And here’s a critical point: This fundamental attribute in humankind cannot be negated by disease or disability.

We live in a fallen world cursed by sin, and this has direct effects on many of our fellow human beings. Because their physical bodies have been ravaged, their minds have been impaired, too.  But society’s fundamental mistake is concluding that because we cannot always commune with them in a way that we think is satisfactory, that must mean God cannot either.

This is so far from the truth.  The reality is that God is able to commune with even the most ill and disabled persons in ways that we cannot comprehend. In Psalm 139, we are told that God “searches us and knows us.” King David goes on to write that God has an exhaustive knowledge and understanding of each of us, for he created our “inmost being,” and he “knit us together” in our mother’s womb. Nothing of who we are is hidden from God.  In addition, we are taught in Romans 8:26 that “the Spirit helps us in our weakness.”
He himself intercedes for us “with groans that words cannot express.” Above all, the Bible teaches us — again and again — the kind of person who is delightful to God: “God opposes the proud, but gives grace to the humble.”

Based on these passages and others, can we not conclude that God is able to commune with the physically and mentally impaired (not to mention babies in the womb) in ways that are not only effective, but delightful, to him?

I have no doubt that the Vespers have developed good and loving ways to communicate with Logan. But God is able to look into Logan’s soul, love him and receive love from him in a way that transcends the need for psychological development or intellectual prowess. While Logan may never (on this side of heaven) pray a flowery, eloquent prayer, I have no doubt that God delights in the simplest prayer of Logan’s heart, and I picture the Holy Spirit putting little “training wheels” on each of Logan’s words so that they ride the wind of God straight to the Father’s heart.

Even if Logan did not have the ability to commune with anyone else — and he certainly does! — God can communicate with him. And even if no one in society really and truly thought he had a “purpose” or “function” — and he certainly does! — God thinks otherwise. If nothing else, his “function” and “purpose” is to be the object of God’s love. For this reason, he is profoundly and infinitely valuable to God.  This is why I call Logan — and all those like him — one of God’s Precious Keepsakes.

And just as you and I would be furious and heartbroken if someone dismissed and discarded our precious keepsakes, so it is with God. A nation and culture that bases human worth on some tenuous understanding of “function” or “purpose” in society cannot long survive.
But a nation and culture that God blesses recognizes that every person, regardless of physical health or intellectual ability, “is capable of entering into communion with God.” This “intimate and vital bond with God confers upon man his fundamental dignity.”
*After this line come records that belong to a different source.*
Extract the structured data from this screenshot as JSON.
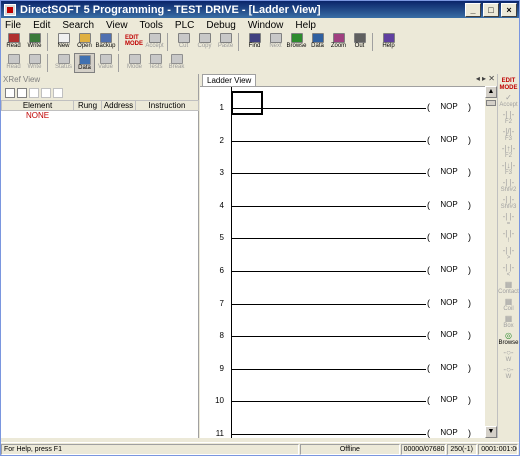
{
  "window": {
    "title": "DirectSOFT 5 Programming - TEST DRIVE - [Ladder View]"
  },
  "menu": [
    "File",
    "Edit",
    "Search",
    "View",
    "Tools",
    "PLC",
    "Debug",
    "Window",
    "Help"
  ],
  "toolbar1": [
    {
      "label": "Read",
      "icon": "read-icon",
      "enabled": true,
      "color": "#b03030"
    },
    {
      "label": "Write",
      "icon": "write-icon",
      "enabled": true,
      "color": "#3a7a3a"
    },
    {
      "label": "New",
      "icon": "new-icon",
      "enabled": true,
      "color": "#f0f0f0"
    },
    {
      "label": "Open",
      "icon": "open-icon",
      "enabled": true,
      "color": "#e0b040"
    },
    {
      "label": "Backup",
      "icon": "backup-icon",
      "enabled": true,
      "color": "#5070b0"
    },
    {
      "label": "EDIT MODE",
      "icon": "edit-mode-icon",
      "enabled": true,
      "color": "#c00000"
    },
    {
      "label": "Accept",
      "icon": "accept-icon",
      "enabled": false,
      "color": "#c0c0c0"
    },
    {
      "label": "Cut",
      "icon": "cut-icon",
      "enabled": false,
      "color": "#c0c0c0"
    },
    {
      "label": "Copy",
      "icon": "copy-icon",
      "enabled": false,
      "color": "#c0c0c0"
    },
    {
      "label": "Paste",
      "icon": "paste-icon",
      "enabled": false,
      "color": "#c0c0c0"
    },
    {
      "label": "Find",
      "icon": "find-icon",
      "enabled": true,
      "color": "#404080"
    },
    {
      "label": "Next",
      "icon": "find-next-icon",
      "enabled": false,
      "color": "#c0c0c0"
    },
    {
      "label": "Browse",
      "icon": "browse-icon",
      "enabled": true,
      "color": "#2e8b2e"
    },
    {
      "label": "Data",
      "icon": "data-view-icon",
      "enabled": true,
      "color": "#3060a0"
    },
    {
      "label": "Zoom",
      "icon": "zoom-icon",
      "enabled": true,
      "color": "#a04080"
    },
    {
      "label": "Out",
      "icon": "zoom-out-icon",
      "enabled": true,
      "color": "#606060"
    },
    {
      "label": "Help",
      "icon": "help-icon",
      "enabled": true,
      "color": "#6040a0"
    }
  ],
  "toolbar2": [
    {
      "label": "Read",
      "icon": "read-status-icon",
      "enabled": false
    },
    {
      "label": "Write",
      "icon": "write-status-icon",
      "enabled": false
    },
    {
      "label": "Status",
      "icon": "status-icon",
      "enabled": false
    },
    {
      "label": "Data",
      "icon": "data-icon",
      "enabled": true
    },
    {
      "label": "Value",
      "icon": "value-icon",
      "enabled": false
    },
    {
      "label": "Mode",
      "icon": "mode-icon",
      "enabled": false
    },
    {
      "label": "Tests",
      "icon": "tests-icon",
      "enabled": false
    },
    {
      "label": "Break",
      "icon": "break-icon",
      "enabled": false
    }
  ],
  "xref": {
    "title": "XRef View",
    "columns": [
      "Element",
      "Rung",
      "Address",
      "Instruction"
    ],
    "rows": [
      {
        "element": "NONE",
        "rung": "",
        "address": "",
        "instruction": ""
      }
    ]
  },
  "ladder": {
    "tab_label": "Ladder View",
    "coil_label": "NOP",
    "coil_open": "(",
    "coil_close": ")",
    "rungs": [
      "1",
      "2",
      "3",
      "4",
      "5",
      "6",
      "7",
      "8",
      "9",
      "10",
      "11"
    ]
  },
  "palette": [
    {
      "label": "EDIT MODE",
      "glyph": "",
      "icon": "edit-mode-icon",
      "active": true
    },
    {
      "label": "Accept",
      "glyph": "✓",
      "icon": "accept-icon"
    },
    {
      "label": "F2",
      "glyph": "-|  |-",
      "icon": "contact-no-icon"
    },
    {
      "label": "F3",
      "glyph": "-|/|-",
      "icon": "contact-nc-icon"
    },
    {
      "label": "F2",
      "glyph": "-|↑|-",
      "icon": "contact-rising-icon"
    },
    {
      "label": "F3",
      "glyph": "-|↓|-",
      "icon": "contact-falling-icon"
    },
    {
      "label": "Shf#2",
      "glyph": "-| |-",
      "icon": "contact-shift2-icon"
    },
    {
      "label": "Shf#3",
      "glyph": "-| |-",
      "icon": "contact-shift3-icon"
    },
    {
      "label": "=",
      "glyph": "-| |-",
      "icon": "compare-equal-icon"
    },
    {
      "label": "!",
      "glyph": "-| |-",
      "icon": "compare-not-icon"
    },
    {
      "label": ">",
      "glyph": "-| |-",
      "icon": "compare-greater-icon"
    },
    {
      "label": "<",
      "glyph": "-| |-",
      "icon": "compare-less-icon"
    },
    {
      "label": "Contact",
      "glyph": "▦",
      "icon": "contact-box-icon"
    },
    {
      "label": "Coil",
      "glyph": "▦",
      "icon": "coil-box-icon"
    },
    {
      "label": "Box",
      "glyph": "▦",
      "icon": "box-instruction-icon"
    },
    {
      "label": "Browse",
      "glyph": "◎",
      "icon": "browse-icon",
      "browse": true
    },
    {
      "label": "W",
      "glyph": "-○-",
      "icon": "wire-icon"
    },
    {
      "label": "W",
      "glyph": "-○-",
      "icon": "wire-2-icon"
    }
  ],
  "status": {
    "help": "For Help, press F1",
    "connection": "Offline",
    "memory": "00000/07680",
    "position": "250(-1)",
    "address": "0001:001:001"
  }
}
For this reason, let’s redouble our efforts to value all persons made in God’s image, especially those who bear the weight of illness or disability, as well as the helpless little ones in the womb.  For someday our King will say to us, “Truly I tell you, whatever you did for one of the least of these brothers and sisters of mine, you did for me” (Matthew 25:40).

Vaughn Kohler, a former Baptist pastor, entered the Catholic Church at 2011’s Easter Vigil. He is social media specialist at Benedictine College in Atchison, Kansas.